A young orca has been returned to the open sea after becoming stranded on Orkney, making it the first successful operation of its kind in the UK.
Conservationists from British Divers Marine Life Rescue (BDMLR) were called to the Bay of Newark near Tres Ness, Sanday this morning to reports of a stranded dolphin.
However upon arrival, teams were stunned to find a young orca, aged between three to four-years-old, lying in the surf on the coastline.
Following assistance from nearby residents, the orca was returned to the waves, in what is understood to be BDMLR’s first successful refloat of an orca.
The killer whale, stretching around 11 ft in length, was first spotted by local residents Colin and Heather Headworth from their home, who contacted fellow Sanday resident and BDMLR area coordinator Emma Neave-Webb who scrambled a team to the coast.

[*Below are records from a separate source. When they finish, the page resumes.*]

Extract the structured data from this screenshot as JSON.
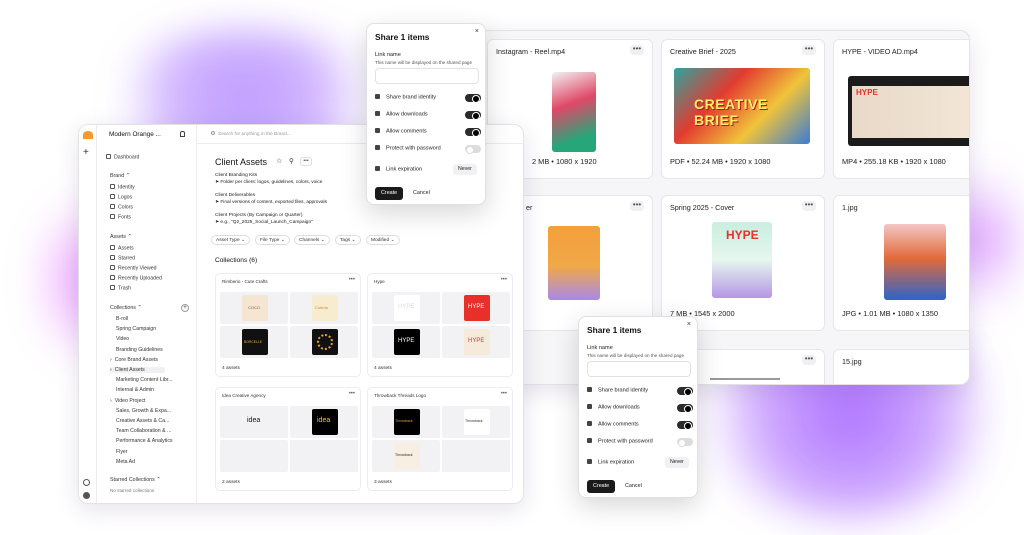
{
  "gallery": {
    "cards": [
      {
        "title": "Instagram - Reel.mp4",
        "meta": "2 MB • 1080 x 1920"
      },
      {
        "title": "Creative Brief - 2025",
        "meta": "PDF • 52.24 MB • 1920 x 1080",
        "thumb_text": "CREATIVE BRIEF"
      },
      {
        "title": "HYPE - VIDEO AD.mp4",
        "meta": "MP4 • 255.18 KB • 1920 x 1080",
        "thumb_text": "HYPE"
      },
      {
        "title": "er",
        "meta": ""
      },
      {
        "title": "Spring 2025 - Cover",
        "meta": "7 MB • 1545 x 2000",
        "thumb_text": "HYPE"
      },
      {
        "title": "1.jpg",
        "meta": "JPG • 1.01 MB • 1080 x 1350"
      },
      {
        "title": "15.jpg",
        "meta": ""
      }
    ],
    "more_label": "•••"
  },
  "sidebar": {
    "workspace": "Modern Orange ...",
    "dashboard": "Dashboard",
    "brand_header": "Brand",
    "brand_items": [
      "Identity",
      "Logos",
      "Colors",
      "Fonts"
    ],
    "assets_header": "Assets",
    "asset_items": [
      "Assets",
      "Starred",
      "Recently Viewed",
      "Recently Uploaded",
      "Trash"
    ],
    "collections_header": "Collections",
    "collection_items": [
      "B-roll",
      "Spring Campaign",
      "Video",
      "Branding Guidelines",
      "Core Brand Assets",
      "Client Assets",
      "Marketing Content Libr...",
      "Internal & Admin",
      "Video Project",
      "Sales, Growth & Expa...",
      "Creative Assets & Ca...",
      "Team Collaboration & ...",
      "Performance & Analytics",
      "Flyer",
      "Meta Ad"
    ],
    "starred_header": "Starred Collections",
    "starred_empty": "No starred collections"
  },
  "main": {
    "search_placeholder": "Search for anything in the Brand...",
    "title": "Client Assets",
    "description": [
      {
        "heading": "Client Branding Kits",
        "detail": "➤ Folder per client: logos, guidelines, colors, voice"
      },
      {
        "heading": "Client Deliverables",
        "detail": "➤ Final versions of content, exported files, approvals"
      },
      {
        "heading": "Client Projects (By Campaign or Quarter)",
        "detail": "➤ e.g., \"Q2_2025_Social_Launch_Campaign\""
      }
    ],
    "filters": [
      "Asset Type",
      "File Type",
      "Channels",
      "Tags",
      "Modified"
    ],
    "collections_heading": "Collections (6)",
    "collections": [
      {
        "title": "Rimberio - Cute Crafts",
        "footer": "4 assets",
        "images": [
          "COCO",
          "Cuteria",
          "BORCELLE",
          "badge"
        ]
      },
      {
        "title": "Hype",
        "footer": "4 assets",
        "images": [
          "HYPE",
          "HYPE",
          "HYPE",
          "HYPE"
        ]
      },
      {
        "title": "Idea Creative Agency",
        "footer": "2 assets",
        "images": [
          "idea",
          "idea"
        ]
      },
      {
        "title": "Throwback Threads Logo",
        "footer": "3 assets",
        "images": [
          "Throwback",
          "Throwback",
          "Throwback"
        ]
      }
    ]
  },
  "share_dialog": {
    "title": "Share 1 items",
    "link_name_label": "Link name",
    "link_name_help": "This name will be displayed on the shared page",
    "options": [
      {
        "label": "Share brand identity",
        "enabled": true
      },
      {
        "label": "Allow downloads",
        "enabled": true
      },
      {
        "label": "Allow comments",
        "enabled": true
      },
      {
        "label": "Protect with password",
        "enabled": false
      }
    ],
    "expiration_label": "Link expiration",
    "expiration_value": "Never",
    "create_label": "Create",
    "cancel_label": "Cancel",
    "close_glyph": "×"
  },
  "colors": {
    "accent": "#1a1a1a",
    "hype_red": "#e8302a",
    "brief_red": "#c8231c",
    "orange": "#f4a03a",
    "splash_purple": "#9c6bff"
  }
}
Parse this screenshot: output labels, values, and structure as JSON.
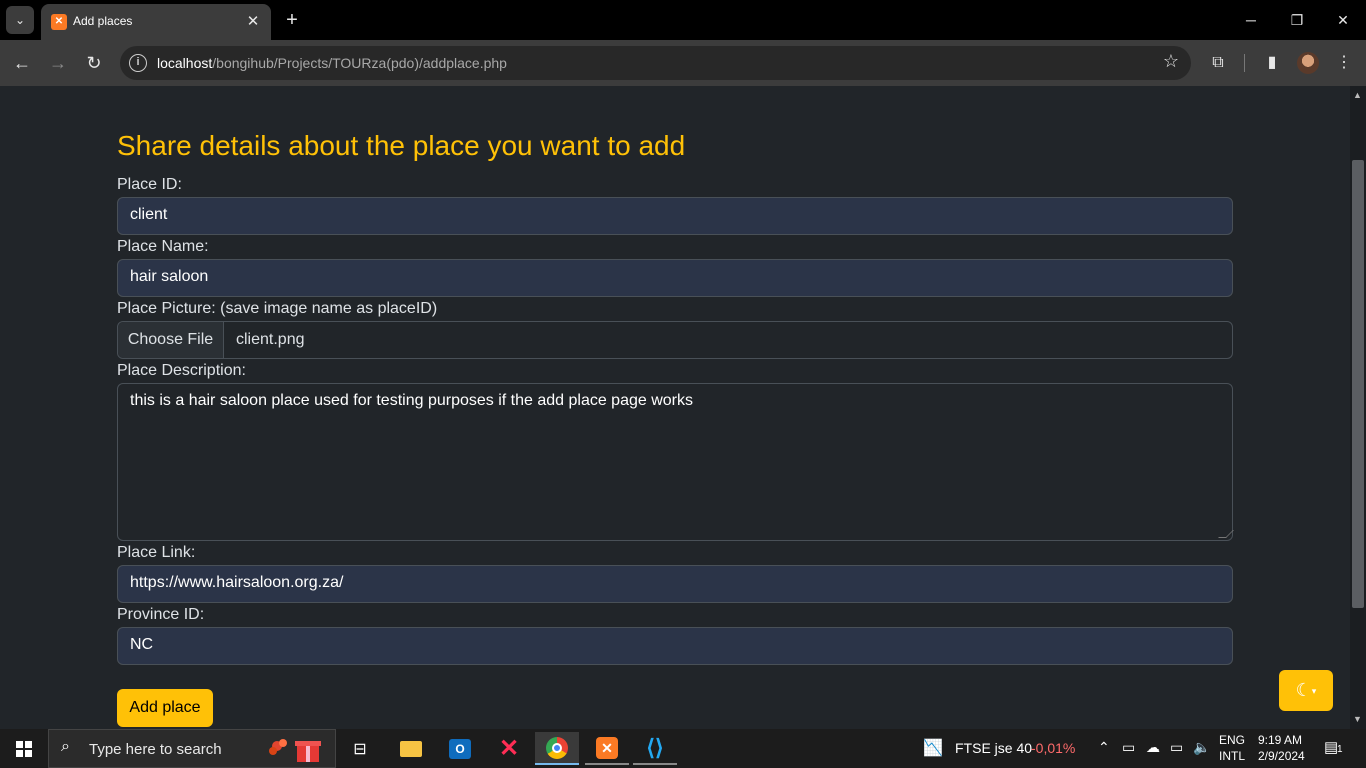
{
  "browser": {
    "tab_title": "Add places",
    "url_host": "localhost",
    "url_path": "/bongihub/Projects/TOURza(pdo)/addplace.php"
  },
  "form": {
    "title": "Share details about the place you want to add",
    "fields": {
      "place_id": {
        "label": "Place ID:",
        "value": "client"
      },
      "place_name": {
        "label": "Place Name:",
        "value": "hair saloon"
      },
      "place_picture": {
        "label": "Place Picture: (save image name as placeID)",
        "button": "Choose File",
        "file_name": "client.png"
      },
      "place_description": {
        "label": "Place Description:",
        "value": "this is a hair saloon place used for testing purposes if the add place page works"
      },
      "place_link": {
        "label": "Place Link:",
        "value": "https://www.hairsaloon.org.za/"
      },
      "province_id": {
        "label": "Province ID:",
        "value": "NC"
      }
    },
    "submit_label": "Add place"
  },
  "taskbar": {
    "search_placeholder": "Type here to search",
    "news": {
      "name": "FTSE jse 40",
      "change": "-0,01%"
    },
    "language": {
      "line1": "ENG",
      "line2": "INTL"
    },
    "clock": {
      "time": "9:19 AM",
      "date": "2/9/2024"
    },
    "notification_count": "1"
  }
}
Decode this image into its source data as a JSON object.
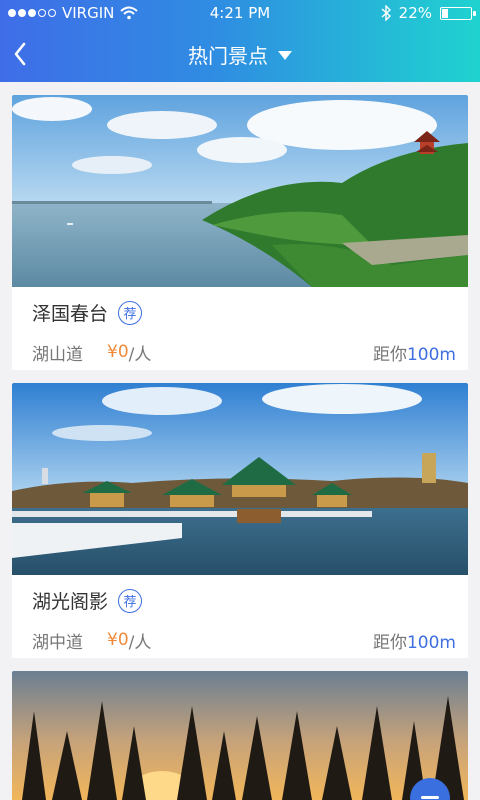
{
  "status_bar": {
    "carrier": "VIRGIN",
    "time": "4:21 PM",
    "battery": "22%",
    "battery_level": 0.22,
    "signal_dots_filled": 3,
    "signal_dots_total": 5
  },
  "nav": {
    "title": "热门景点",
    "back_icon": "chevron-left-icon",
    "dropdown_icon": "caret-down-icon"
  },
  "colors": {
    "header_gradient": [
      "#3f6de8",
      "#1fd3d0"
    ],
    "accent_blue": "#3d6fe0",
    "price_orange": "#f08a3a"
  },
  "cards": [
    {
      "name": "泽国春台",
      "badge": "荐",
      "road": "湖山道",
      "price": "¥0",
      "per": "/人",
      "dist_label": "距你",
      "dist_value": "100m"
    },
    {
      "name": "湖光阁影",
      "badge": "荐",
      "road": "湖中道",
      "price": "¥0",
      "per": "/人",
      "dist_label": "距你",
      "dist_value": "100m"
    }
  ]
}
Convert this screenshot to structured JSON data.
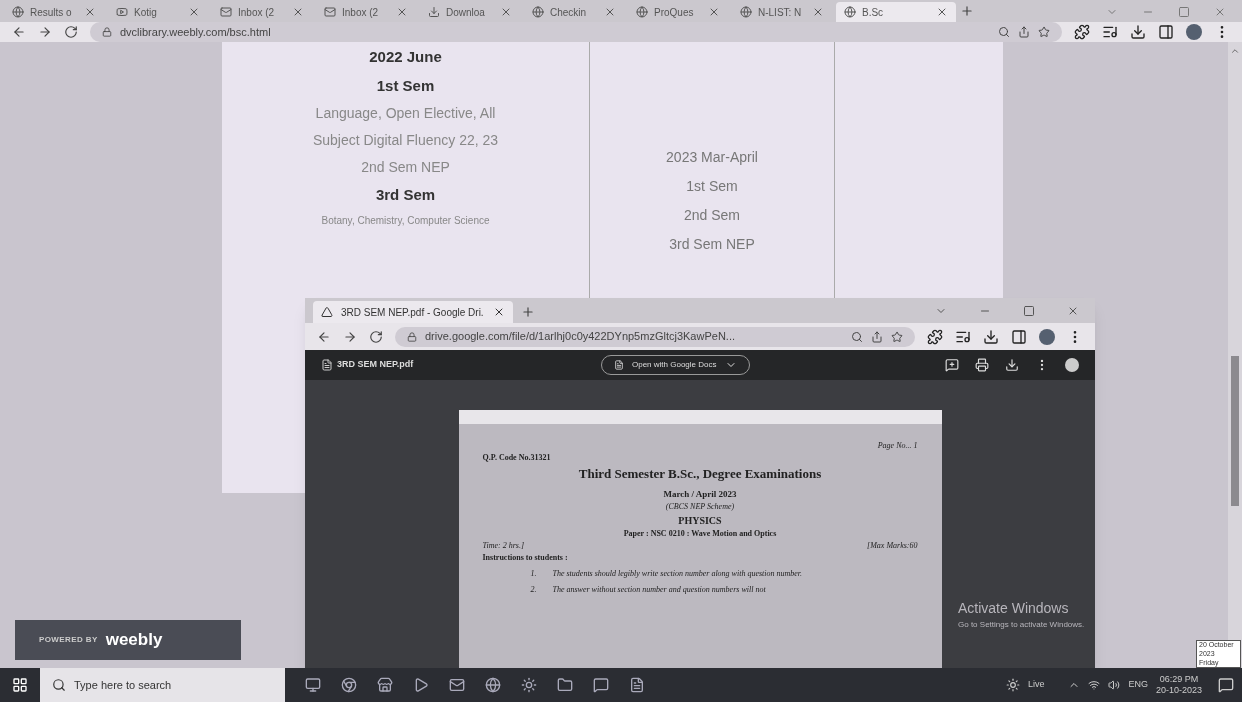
{
  "browser": {
    "tabs": [
      {
        "label": "Results o",
        "selected": false
      },
      {
        "label": "Kotig",
        "selected": false
      },
      {
        "label": "Inbox (2",
        "selected": false
      },
      {
        "label": "Inbox (2",
        "selected": false
      },
      {
        "label": "Downloa",
        "selected": false
      },
      {
        "label": "Checkin",
        "selected": false
      },
      {
        "label": "ProQues",
        "selected": false
      },
      {
        "label": "N-LIST: N",
        "selected": false
      },
      {
        "label": "B.Sc",
        "selected": true
      }
    ],
    "url": "dvclibrary.weebly.com/bsc.html"
  },
  "page": {
    "column_1": [
      {
        "text": "2022 June",
        "bold": true,
        "small": false
      },
      {
        "text": "1st Sem",
        "bold": true,
        "small": false
      },
      {
        "text": "Language,  Open Elective, All",
        "bold": false,
        "small": false
      },
      {
        "text": "Subject Digital Fluency 22, 23",
        "bold": false,
        "small": false
      },
      {
        "text": "2nd Sem NEP",
        "bold": false,
        "small": false
      },
      {
        "text": "3rd Sem",
        "bold": true,
        "small": false
      },
      {
        "text": "Botany, Chemistry, Computer Science",
        "bold": false,
        "small": true
      }
    ],
    "column_2": [
      "2023 Mar-April",
      "1st Sem",
      "2nd Sem",
      "3rd Sem NEP"
    ],
    "footer_badge": {
      "prefix": "POWERED BY",
      "brand": "weebly"
    }
  },
  "popup_window": {
    "tab": "3RD SEM NEP.pdf - Google Dri.",
    "url": "drive.google.com/file/d/1arlhj0c0y422DYnp5mzGltcj3KawPeN...",
    "file_name": "3RD SEM NEP.pdf",
    "open_with": "Open with Google Docs",
    "document": {
      "page_no": "Page No... 1",
      "code": "Q.P. Code No.31321",
      "title": "Third Semester B.Sc., Degree Examinations",
      "session": "March / April  2023",
      "scheme": "(CBCS NEP  Scheme)",
      "subject": "PHYSICS",
      "paper": "Paper : NSC 0210 : Wave Motion and Optics",
      "time": "Time: 2 hrs.]",
      "max_marks": "[Max Marks:60",
      "instructions": "Instructions  to students :",
      "items": [
        {
          "num": "1.",
          "text": "The students should legibly write section number along with question number."
        },
        {
          "num": "2.",
          "text": "The answer without section number and question numbers will not"
        }
      ]
    }
  },
  "activation": {
    "title": "Activate Windows",
    "subtitle": "Go to Settings to activate Windows."
  },
  "date_tooltip": {
    "date": "20 October 2023",
    "day": "Friday"
  },
  "taskbar": {
    "search_placeholder": "Type here to search",
    "weather": "Live",
    "language": "ENG",
    "time": "06:29 PM",
    "date": "20-10-2023"
  }
}
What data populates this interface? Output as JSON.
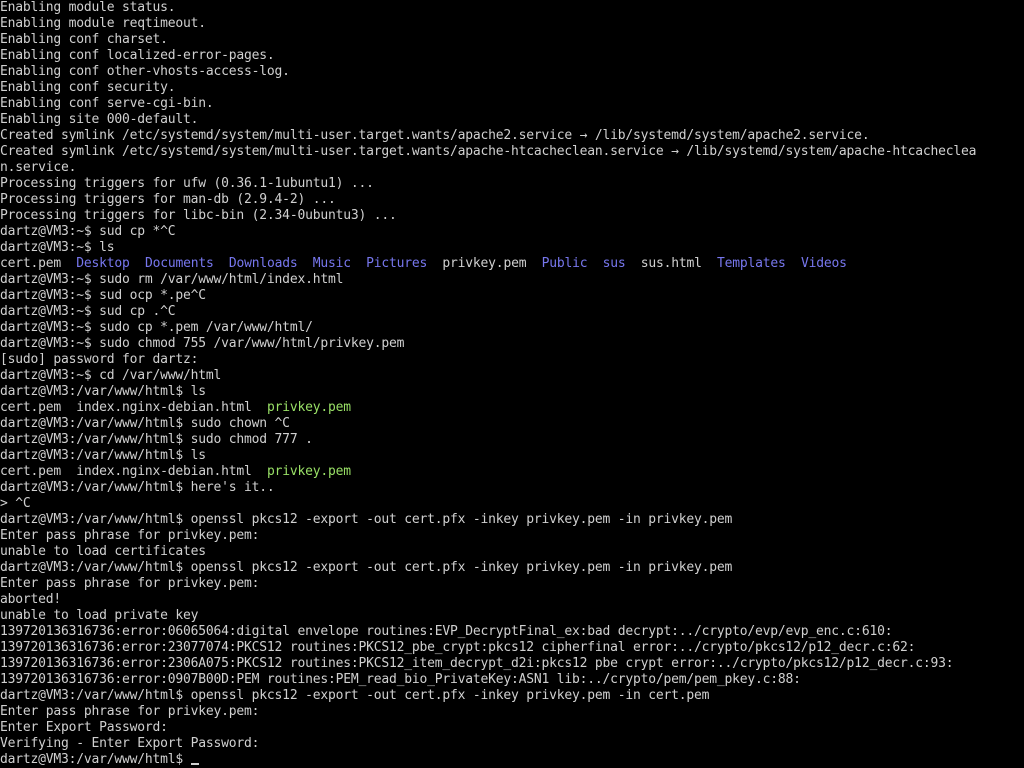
{
  "terminal": {
    "colors": {
      "background": "#000000",
      "text": "#d0d0d0",
      "directory": "#7777ee",
      "executable": "#99e066"
    },
    "prompt_cursor": "underscore",
    "lines": [
      [
        {
          "t": "Enabling module status.",
          "c": "default"
        }
      ],
      [
        {
          "t": "Enabling module reqtimeout.",
          "c": "default"
        }
      ],
      [
        {
          "t": "Enabling conf charset.",
          "c": "default"
        }
      ],
      [
        {
          "t": "Enabling conf localized-error-pages.",
          "c": "default"
        }
      ],
      [
        {
          "t": "Enabling conf other-vhosts-access-log.",
          "c": "default"
        }
      ],
      [
        {
          "t": "Enabling conf security.",
          "c": "default"
        }
      ],
      [
        {
          "t": "Enabling conf serve-cgi-bin.",
          "c": "default"
        }
      ],
      [
        {
          "t": "Enabling site 000-default.",
          "c": "default"
        }
      ],
      [
        {
          "t": "Created symlink /etc/systemd/system/multi-user.target.wants/apache2.service → /lib/systemd/system/apache2.service.",
          "c": "default"
        }
      ],
      [
        {
          "t": "Created symlink /etc/systemd/system/multi-user.target.wants/apache-htcacheclean.service → /lib/systemd/system/apache-htcachecleа",
          "c": "default"
        }
      ],
      [
        {
          "t": "n.service.",
          "c": "default"
        }
      ],
      [
        {
          "t": "Processing triggers for ufw (0.36.1-1ubuntu1) ...",
          "c": "default"
        }
      ],
      [
        {
          "t": "Processing triggers for man-db (2.9.4-2) ...",
          "c": "default"
        }
      ],
      [
        {
          "t": "Processing triggers for libc-bin (2.34-0ubuntu3) ...",
          "c": "default"
        }
      ],
      [
        {
          "t": "dartz@VM3:~$ sud cp *^C",
          "c": "default"
        }
      ],
      [
        {
          "t": "dartz@VM3:~$ ls",
          "c": "default"
        }
      ],
      [
        {
          "t": "cert.pem  ",
          "c": "default"
        },
        {
          "t": "Desktop",
          "c": "dir"
        },
        {
          "t": "  ",
          "c": "default"
        },
        {
          "t": "Documents",
          "c": "dir"
        },
        {
          "t": "  ",
          "c": "default"
        },
        {
          "t": "Downloads",
          "c": "dir"
        },
        {
          "t": "  ",
          "c": "default"
        },
        {
          "t": "Music",
          "c": "dir"
        },
        {
          "t": "  ",
          "c": "default"
        },
        {
          "t": "Pictures",
          "c": "dir"
        },
        {
          "t": "  privkey.pem  ",
          "c": "default"
        },
        {
          "t": "Public",
          "c": "dir"
        },
        {
          "t": "  ",
          "c": "default"
        },
        {
          "t": "sus",
          "c": "dir"
        },
        {
          "t": "  sus.html  ",
          "c": "default"
        },
        {
          "t": "Templates",
          "c": "dir"
        },
        {
          "t": "  ",
          "c": "default"
        },
        {
          "t": "Videos",
          "c": "dir"
        }
      ],
      [
        {
          "t": "dartz@VM3:~$ sudo rm /var/www/html/index.html",
          "c": "default"
        }
      ],
      [
        {
          "t": "dartz@VM3:~$ sud ocp *.pe^C",
          "c": "default"
        }
      ],
      [
        {
          "t": "dartz@VM3:~$ sud cp .^C",
          "c": "default"
        }
      ],
      [
        {
          "t": "dartz@VM3:~$ sudo cp *.pem /var/www/html/",
          "c": "default"
        }
      ],
      [
        {
          "t": "dartz@VM3:~$ sudo chmod 755 /var/www/html/privkey.pem",
          "c": "default"
        }
      ],
      [
        {
          "t": "[sudo] password for dartz:",
          "c": "default"
        }
      ],
      [
        {
          "t": "dartz@VM3:~$ cd /var/www/html",
          "c": "default"
        }
      ],
      [
        {
          "t": "dartz@VM3:/var/www/html$ ls",
          "c": "default"
        }
      ],
      [
        {
          "t": "cert.pem  index.nginx-debian.html  ",
          "c": "default"
        },
        {
          "t": "privkey.pem",
          "c": "exec"
        }
      ],
      [
        {
          "t": "dartz@VM3:/var/www/html$ sudo chown ^C",
          "c": "default"
        }
      ],
      [
        {
          "t": "dartz@VM3:/var/www/html$ sudo chmod 777 .",
          "c": "default"
        }
      ],
      [
        {
          "t": "dartz@VM3:/var/www/html$ ls",
          "c": "default"
        }
      ],
      [
        {
          "t": "cert.pem  index.nginx-debian.html  ",
          "c": "default"
        },
        {
          "t": "privkey.pem",
          "c": "exec"
        }
      ],
      [
        {
          "t": "dartz@VM3:/var/www/html$ here's it..",
          "c": "default"
        }
      ],
      [
        {
          "t": "> ^C",
          "c": "default"
        }
      ],
      [
        {
          "t": "dartz@VM3:/var/www/html$ openssl pkcs12 -export -out cert.pfx -inkey privkey.pem -in privkey.pem",
          "c": "default"
        }
      ],
      [
        {
          "t": "Enter pass phrase for privkey.pem:",
          "c": "default"
        }
      ],
      [
        {
          "t": "unable to load certificates",
          "c": "default"
        }
      ],
      [
        {
          "t": "dartz@VM3:/var/www/html$ openssl pkcs12 -export -out cert.pfx -inkey privkey.pem -in privkey.pem",
          "c": "default"
        }
      ],
      [
        {
          "t": "Enter pass phrase for privkey.pem:",
          "c": "default"
        }
      ],
      [
        {
          "t": "aborted!",
          "c": "default"
        }
      ],
      [
        {
          "t": "unable to load private key",
          "c": "default"
        }
      ],
      [
        {
          "t": "139720136316736:error:06065064:digital envelope routines:EVP_DecryptFinal_ex:bad decrypt:../crypto/evp/evp_enc.c:610:",
          "c": "default"
        }
      ],
      [
        {
          "t": "139720136316736:error:23077074:PKCS12 routines:PKCS12_pbe_crypt:pkcs12 cipherfinal error:../crypto/pkcs12/p12_decr.c:62:",
          "c": "default"
        }
      ],
      [
        {
          "t": "139720136316736:error:2306A075:PKCS12 routines:PKCS12_item_decrypt_d2i:pkcs12 pbe crypt error:../crypto/pkcs12/p12_decr.c:93:",
          "c": "default"
        }
      ],
      [
        {
          "t": "139720136316736:error:0907B00D:PEM routines:PEM_read_bio_PrivateKey:ASN1 lib:../crypto/pem/pem_pkey.c:88:",
          "c": "default"
        }
      ],
      [
        {
          "t": "dartz@VM3:/var/www/html$ openssl pkcs12 -export -out cert.pfx -inkey privkey.pem -in cert.pem",
          "c": "default"
        }
      ],
      [
        {
          "t": "Enter pass phrase for privkey.pem:",
          "c": "default"
        }
      ],
      [
        {
          "t": "Enter Export Password:",
          "c": "default"
        }
      ],
      [
        {
          "t": "Verifying - Enter Export Password:",
          "c": "default"
        }
      ],
      [
        {
          "t": "dartz@VM3:/var/www/html$ ",
          "c": "default",
          "cursor": true
        }
      ]
    ]
  }
}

As the tide came, the team put out a shout to local residents for more manpower to help set about up-righting the animal to aid breathing and ensure its blowhole was out the water.
Medics were able to rotate the whale to face the incoming sea before placing it on a dolphin stretcher where it started to lift its head clear to breathe and show signs of being able to hold itself upright.
Moments later, the stranded whale made haste for the open water.
A spokesman from BDMLR explained: “After about an hour and with help from local residents to stabilise the animal, it suddenly took matters into its own fins and made a move to swim off.
“Unable to hold the animal any longer, the stretcher was lowered and the orca swam forward straight out towards the open sea.
“It rolled a couple of times and then submerged and continued straight out away from the beach without looking back.
“After monitoring for an hour, medics were confident the animal was no longer in the location and are hopeful it will stay out. We will be monitoring the coast over coming days just in case.”
Orcas are a common sight around Orkney. On Christmas Day, the North Isles 27s pod were seen nearby off Elsness, Sanday hunting seals.
Officials of the national conservation charity, formally formed in 1988, thanked teams for their efforts in the successful operation.
A spokesman added: “We’d like to thank medics Russell Neave and Imogen Sawyer, and Sanday residents Colin and Heather Headworth, Cath Swift and Simon Oldfield, Anna Halford and Martin Sawyer for all your assistance as well as HM Coastguard for advice.
“Also, a huge thanks to everyone who has supported us recently and enabled us to purchase much needed dolphin stretchers. This was their first outing and highlighted how important this kit is. We really would not have been able to refloat an animal of this size without them.”
The Orkney branch of the charity have launched a JustGiving page to help raise £2,000 towards more personal safety equipment.
More than £1,200 has so far been raised; 60% of their desired total.